* [WORKING DATA]
------------
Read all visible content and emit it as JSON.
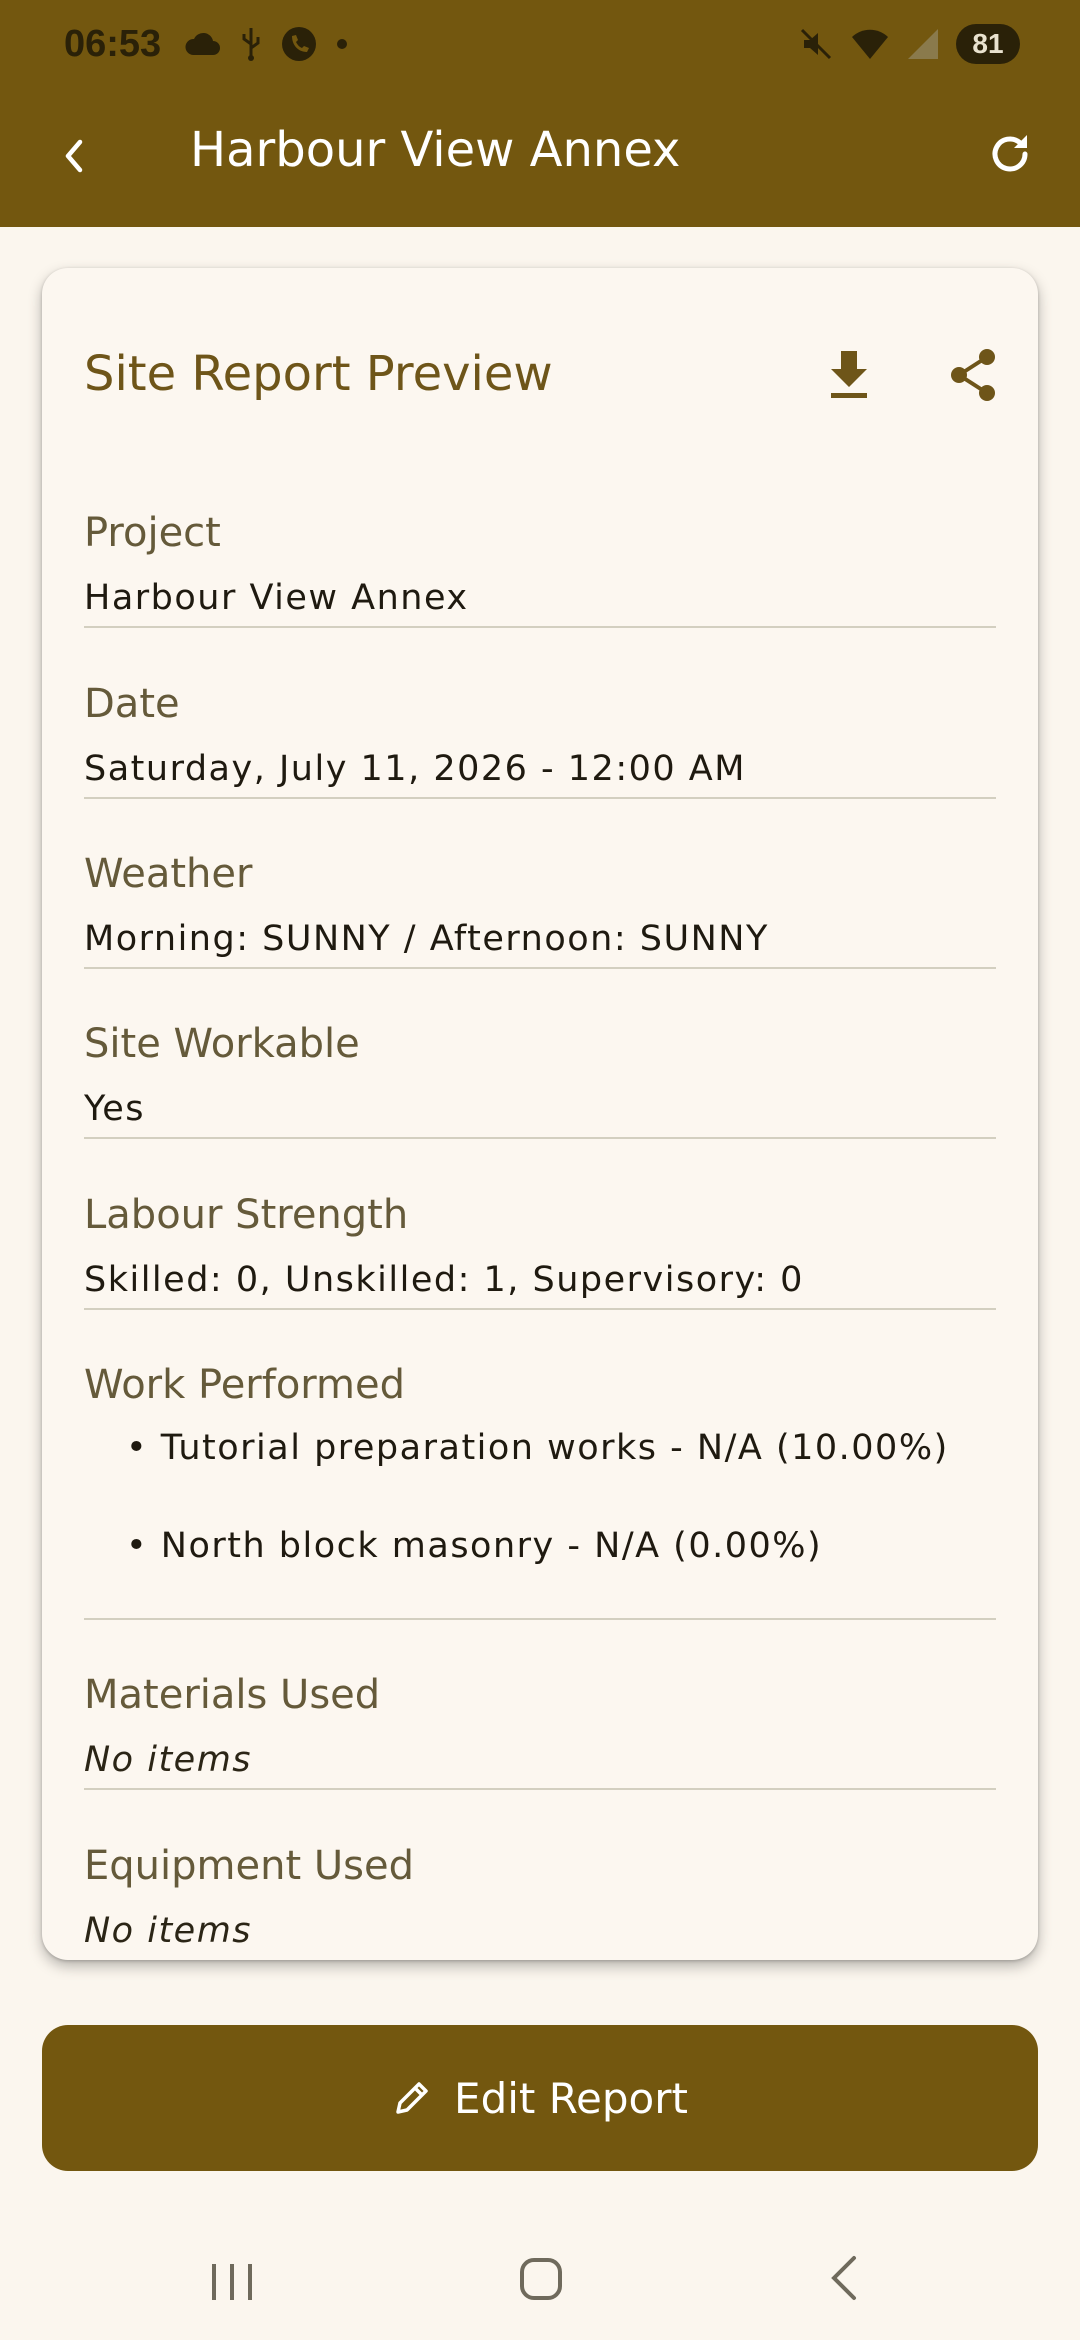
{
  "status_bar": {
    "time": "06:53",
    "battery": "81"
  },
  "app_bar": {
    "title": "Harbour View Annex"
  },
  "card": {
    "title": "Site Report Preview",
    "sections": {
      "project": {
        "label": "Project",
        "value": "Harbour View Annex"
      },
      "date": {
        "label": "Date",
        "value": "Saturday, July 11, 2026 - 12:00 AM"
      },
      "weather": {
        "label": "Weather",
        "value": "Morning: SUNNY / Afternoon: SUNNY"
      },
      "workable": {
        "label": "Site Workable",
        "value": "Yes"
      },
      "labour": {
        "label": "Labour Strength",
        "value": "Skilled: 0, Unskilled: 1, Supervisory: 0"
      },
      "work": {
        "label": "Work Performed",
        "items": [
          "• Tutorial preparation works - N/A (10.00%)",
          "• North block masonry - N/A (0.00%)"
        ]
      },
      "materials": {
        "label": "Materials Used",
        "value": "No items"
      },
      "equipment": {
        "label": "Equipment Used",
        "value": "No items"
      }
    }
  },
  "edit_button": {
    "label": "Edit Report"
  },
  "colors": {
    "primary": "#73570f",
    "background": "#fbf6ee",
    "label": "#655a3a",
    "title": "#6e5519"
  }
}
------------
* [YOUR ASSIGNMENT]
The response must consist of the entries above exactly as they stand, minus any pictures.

* [ANSWER TO THE EXERCISE]
Read all visible content and emit it as JSON.
{
  "status_bar": {
    "time": "06:53",
    "battery": "81"
  },
  "app_bar": {
    "title": "Harbour View Annex"
  },
  "card": {
    "title": "Site Report Preview",
    "sections": {
      "project": {
        "label": "Project",
        "value": "Harbour View Annex"
      },
      "date": {
        "label": "Date",
        "value": "Saturday, July 11, 2026 - 12:00 AM"
      },
      "weather": {
        "label": "Weather",
        "value": "Morning: SUNNY / Afternoon: SUNNY"
      },
      "workable": {
        "label": "Site Workable",
        "value": "Yes"
      },
      "labour": {
        "label": "Labour Strength",
        "value": "Skilled: 0, Unskilled: 1, Supervisory: 0"
      },
      "work": {
        "label": "Work Performed",
        "items": [
          "• Tutorial preparation works - N/A (10.00%)",
          "• North block masonry - N/A (0.00%)"
        ]
      },
      "materials": {
        "label": "Materials Used",
        "value": "No items"
      },
      "equipment": {
        "label": "Equipment Used",
        "value": "No items"
      }
    }
  },
  "edit_button": {
    "label": "Edit Report"
  },
  "colors": {
    "primary": "#73570f",
    "background": "#fbf6ee",
    "label": "#655a3a",
    "title": "#6e5519"
  }
}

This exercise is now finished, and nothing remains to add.